Task prompt:
Report how many lines in the records below contain the word "icon". Nothing else belongs in the answer.
★ ★ ★
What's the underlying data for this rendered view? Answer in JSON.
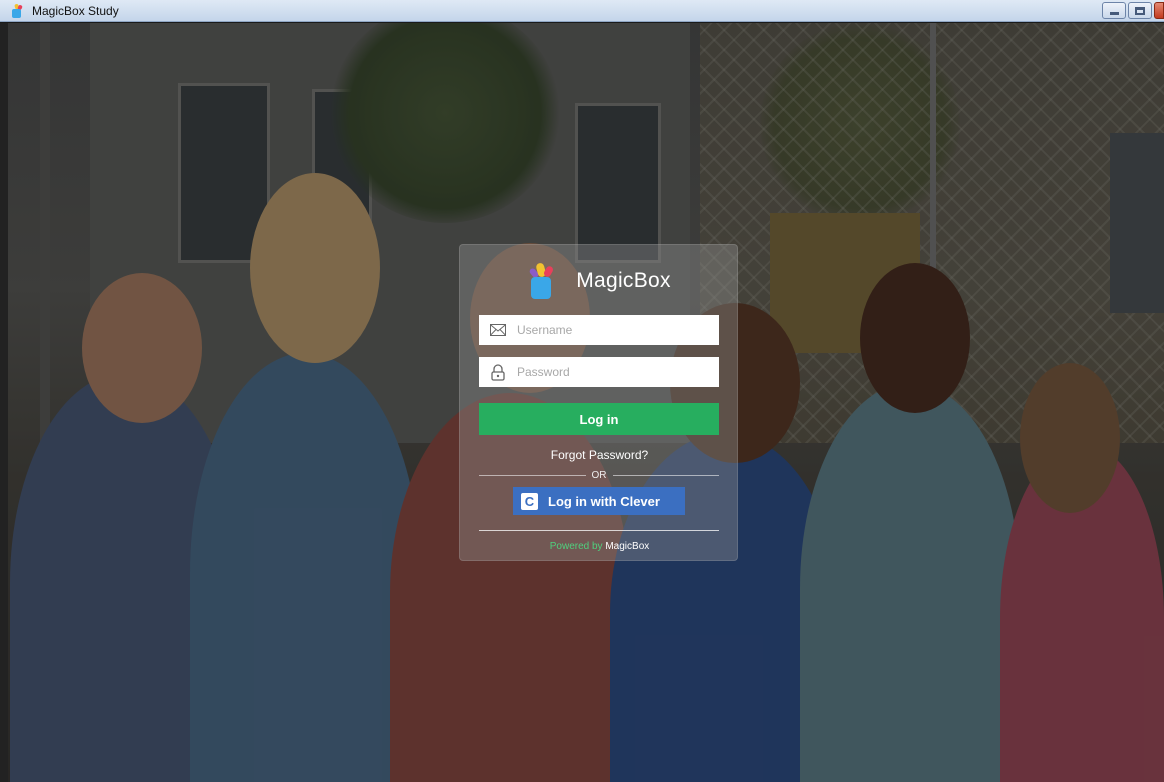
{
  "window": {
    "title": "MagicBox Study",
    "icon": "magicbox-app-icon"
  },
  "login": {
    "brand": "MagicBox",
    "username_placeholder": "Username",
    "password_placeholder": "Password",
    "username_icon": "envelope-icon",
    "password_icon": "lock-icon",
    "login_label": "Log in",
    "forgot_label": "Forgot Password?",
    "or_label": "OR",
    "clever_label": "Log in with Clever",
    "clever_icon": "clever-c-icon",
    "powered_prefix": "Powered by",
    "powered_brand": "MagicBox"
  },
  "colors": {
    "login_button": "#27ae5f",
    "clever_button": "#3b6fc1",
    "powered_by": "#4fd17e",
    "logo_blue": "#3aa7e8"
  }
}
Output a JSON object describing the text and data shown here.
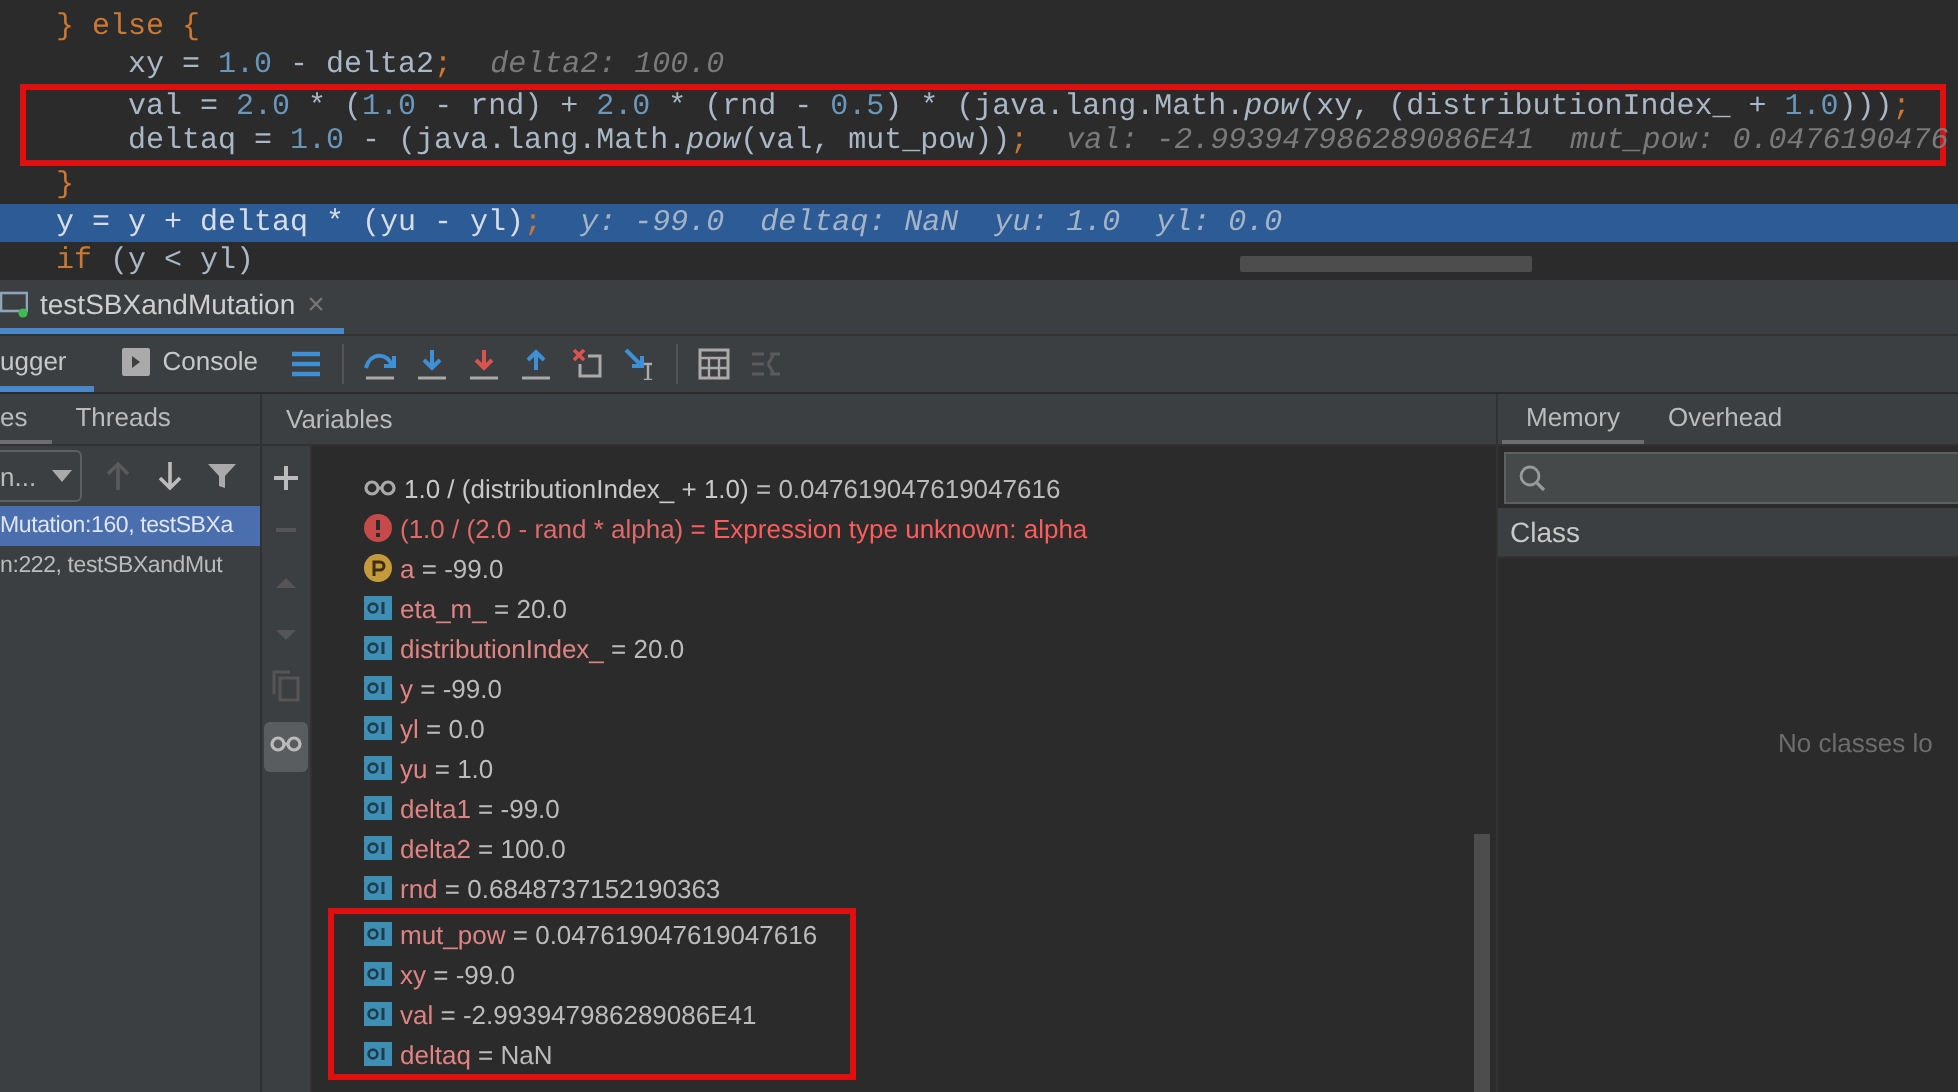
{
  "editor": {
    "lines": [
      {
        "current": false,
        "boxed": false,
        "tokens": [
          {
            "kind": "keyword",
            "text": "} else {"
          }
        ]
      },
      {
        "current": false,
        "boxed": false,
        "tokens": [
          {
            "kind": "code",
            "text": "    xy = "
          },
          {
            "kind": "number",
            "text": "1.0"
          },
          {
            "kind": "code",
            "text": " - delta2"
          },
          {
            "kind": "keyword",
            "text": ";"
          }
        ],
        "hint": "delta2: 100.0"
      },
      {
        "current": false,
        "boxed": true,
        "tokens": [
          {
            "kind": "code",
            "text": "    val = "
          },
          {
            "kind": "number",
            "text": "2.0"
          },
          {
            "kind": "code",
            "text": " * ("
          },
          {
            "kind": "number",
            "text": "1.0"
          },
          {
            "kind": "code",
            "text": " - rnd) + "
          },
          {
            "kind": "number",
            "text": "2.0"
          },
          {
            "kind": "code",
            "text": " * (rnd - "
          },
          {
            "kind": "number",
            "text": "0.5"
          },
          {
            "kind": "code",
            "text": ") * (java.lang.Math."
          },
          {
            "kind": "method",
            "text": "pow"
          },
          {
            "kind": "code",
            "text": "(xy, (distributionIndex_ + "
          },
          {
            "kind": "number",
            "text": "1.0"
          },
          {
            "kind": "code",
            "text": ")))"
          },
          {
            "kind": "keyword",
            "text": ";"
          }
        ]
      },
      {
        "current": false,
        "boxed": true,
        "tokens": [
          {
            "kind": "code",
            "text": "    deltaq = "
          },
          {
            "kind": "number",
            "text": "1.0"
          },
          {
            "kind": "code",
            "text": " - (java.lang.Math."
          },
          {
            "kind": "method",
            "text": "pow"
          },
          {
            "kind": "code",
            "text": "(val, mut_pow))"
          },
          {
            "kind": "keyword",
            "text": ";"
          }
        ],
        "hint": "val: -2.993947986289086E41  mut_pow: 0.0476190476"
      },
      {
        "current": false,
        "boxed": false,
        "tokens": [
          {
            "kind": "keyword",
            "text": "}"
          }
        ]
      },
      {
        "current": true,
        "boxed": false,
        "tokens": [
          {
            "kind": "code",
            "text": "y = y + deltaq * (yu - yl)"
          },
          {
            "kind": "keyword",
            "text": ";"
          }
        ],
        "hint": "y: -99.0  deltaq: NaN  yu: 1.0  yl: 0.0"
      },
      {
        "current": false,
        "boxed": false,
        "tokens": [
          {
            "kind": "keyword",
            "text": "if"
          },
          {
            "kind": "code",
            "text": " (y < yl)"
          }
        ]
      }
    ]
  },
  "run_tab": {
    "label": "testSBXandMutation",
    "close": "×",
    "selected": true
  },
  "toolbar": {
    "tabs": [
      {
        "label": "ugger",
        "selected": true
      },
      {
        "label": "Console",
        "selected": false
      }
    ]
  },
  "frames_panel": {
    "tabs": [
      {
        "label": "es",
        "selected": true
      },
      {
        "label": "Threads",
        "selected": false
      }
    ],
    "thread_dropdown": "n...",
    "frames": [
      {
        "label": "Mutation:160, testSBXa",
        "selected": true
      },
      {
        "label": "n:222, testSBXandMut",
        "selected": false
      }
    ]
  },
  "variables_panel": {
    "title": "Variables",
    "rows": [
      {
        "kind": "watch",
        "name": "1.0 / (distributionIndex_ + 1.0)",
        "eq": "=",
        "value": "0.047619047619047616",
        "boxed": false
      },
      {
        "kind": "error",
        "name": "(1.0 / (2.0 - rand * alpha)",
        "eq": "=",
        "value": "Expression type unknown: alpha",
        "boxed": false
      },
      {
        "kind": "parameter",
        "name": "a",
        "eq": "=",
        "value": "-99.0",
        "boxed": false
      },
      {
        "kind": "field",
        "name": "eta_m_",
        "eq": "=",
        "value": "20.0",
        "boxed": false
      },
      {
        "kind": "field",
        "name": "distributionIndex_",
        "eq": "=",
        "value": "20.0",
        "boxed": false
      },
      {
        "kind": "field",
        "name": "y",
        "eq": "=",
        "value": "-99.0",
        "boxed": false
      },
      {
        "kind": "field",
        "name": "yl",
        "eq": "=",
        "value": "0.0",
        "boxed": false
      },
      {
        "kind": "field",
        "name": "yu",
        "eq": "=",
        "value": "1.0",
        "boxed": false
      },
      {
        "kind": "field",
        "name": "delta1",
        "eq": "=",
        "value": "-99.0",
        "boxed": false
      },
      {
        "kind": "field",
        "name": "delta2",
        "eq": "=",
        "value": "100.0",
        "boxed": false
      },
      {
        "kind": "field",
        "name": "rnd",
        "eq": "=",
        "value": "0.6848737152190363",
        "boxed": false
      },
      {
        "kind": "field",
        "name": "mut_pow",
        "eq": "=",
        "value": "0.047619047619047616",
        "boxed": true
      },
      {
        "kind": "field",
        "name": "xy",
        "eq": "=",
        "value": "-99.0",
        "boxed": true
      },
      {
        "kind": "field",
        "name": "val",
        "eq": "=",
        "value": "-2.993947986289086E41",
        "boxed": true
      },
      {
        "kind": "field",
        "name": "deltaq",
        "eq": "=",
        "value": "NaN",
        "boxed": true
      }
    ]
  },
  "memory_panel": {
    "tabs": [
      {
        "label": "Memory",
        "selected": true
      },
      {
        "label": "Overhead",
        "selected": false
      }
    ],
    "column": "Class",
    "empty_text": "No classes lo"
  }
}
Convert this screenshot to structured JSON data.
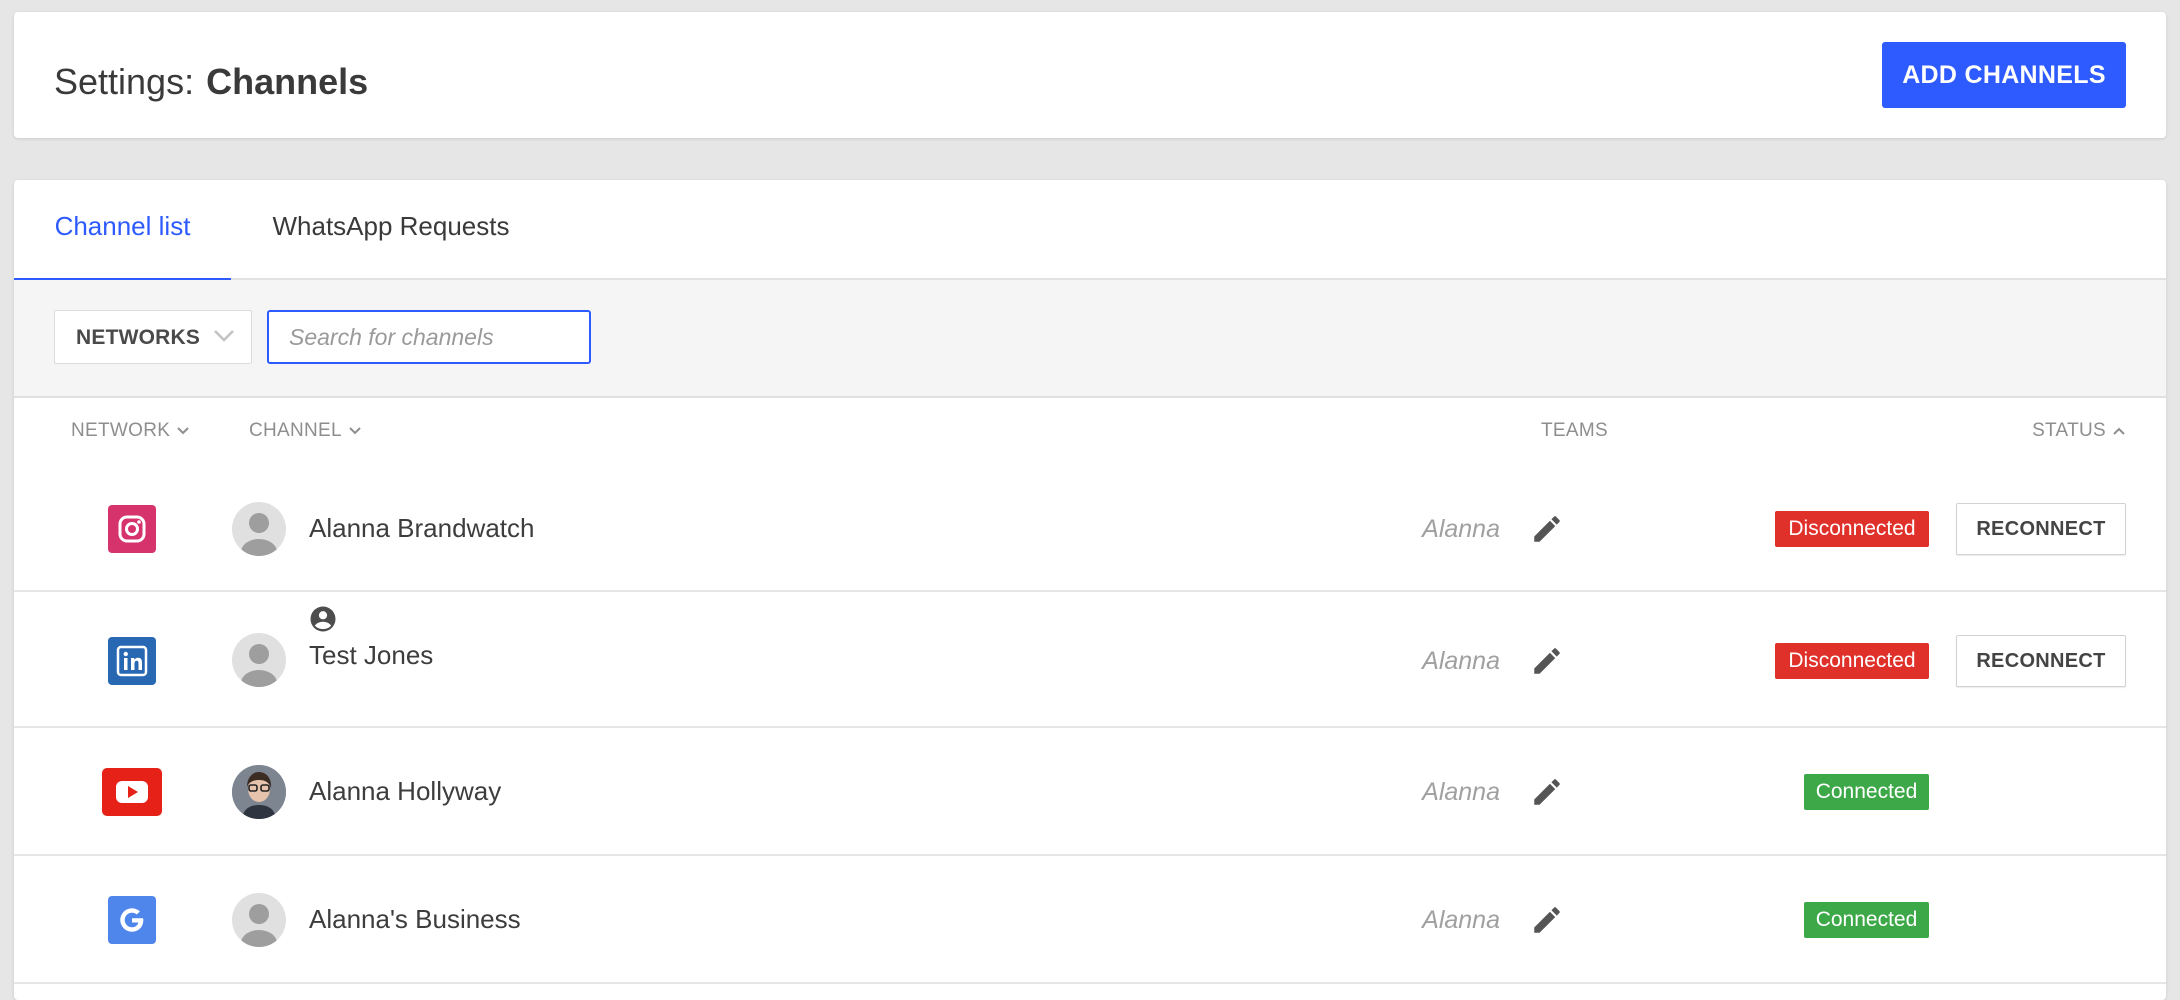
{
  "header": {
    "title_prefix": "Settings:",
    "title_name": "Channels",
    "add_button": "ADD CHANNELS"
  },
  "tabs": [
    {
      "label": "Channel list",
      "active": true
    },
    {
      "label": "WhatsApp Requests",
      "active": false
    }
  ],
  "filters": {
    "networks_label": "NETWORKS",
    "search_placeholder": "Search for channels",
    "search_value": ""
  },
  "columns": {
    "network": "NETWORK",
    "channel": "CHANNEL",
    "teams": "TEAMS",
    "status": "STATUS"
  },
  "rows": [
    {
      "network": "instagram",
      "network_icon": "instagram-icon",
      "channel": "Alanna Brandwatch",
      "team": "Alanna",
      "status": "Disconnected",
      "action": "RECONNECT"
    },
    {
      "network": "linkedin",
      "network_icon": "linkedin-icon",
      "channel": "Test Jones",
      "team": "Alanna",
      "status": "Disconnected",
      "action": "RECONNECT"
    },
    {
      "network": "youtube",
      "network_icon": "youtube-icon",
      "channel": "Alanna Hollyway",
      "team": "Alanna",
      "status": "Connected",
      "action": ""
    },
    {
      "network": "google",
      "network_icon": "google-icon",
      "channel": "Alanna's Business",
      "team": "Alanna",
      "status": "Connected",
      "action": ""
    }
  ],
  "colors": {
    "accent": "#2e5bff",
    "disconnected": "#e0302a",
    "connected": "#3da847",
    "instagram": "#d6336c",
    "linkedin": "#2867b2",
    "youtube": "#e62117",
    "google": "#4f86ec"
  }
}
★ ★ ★
Reply to the exercise:
8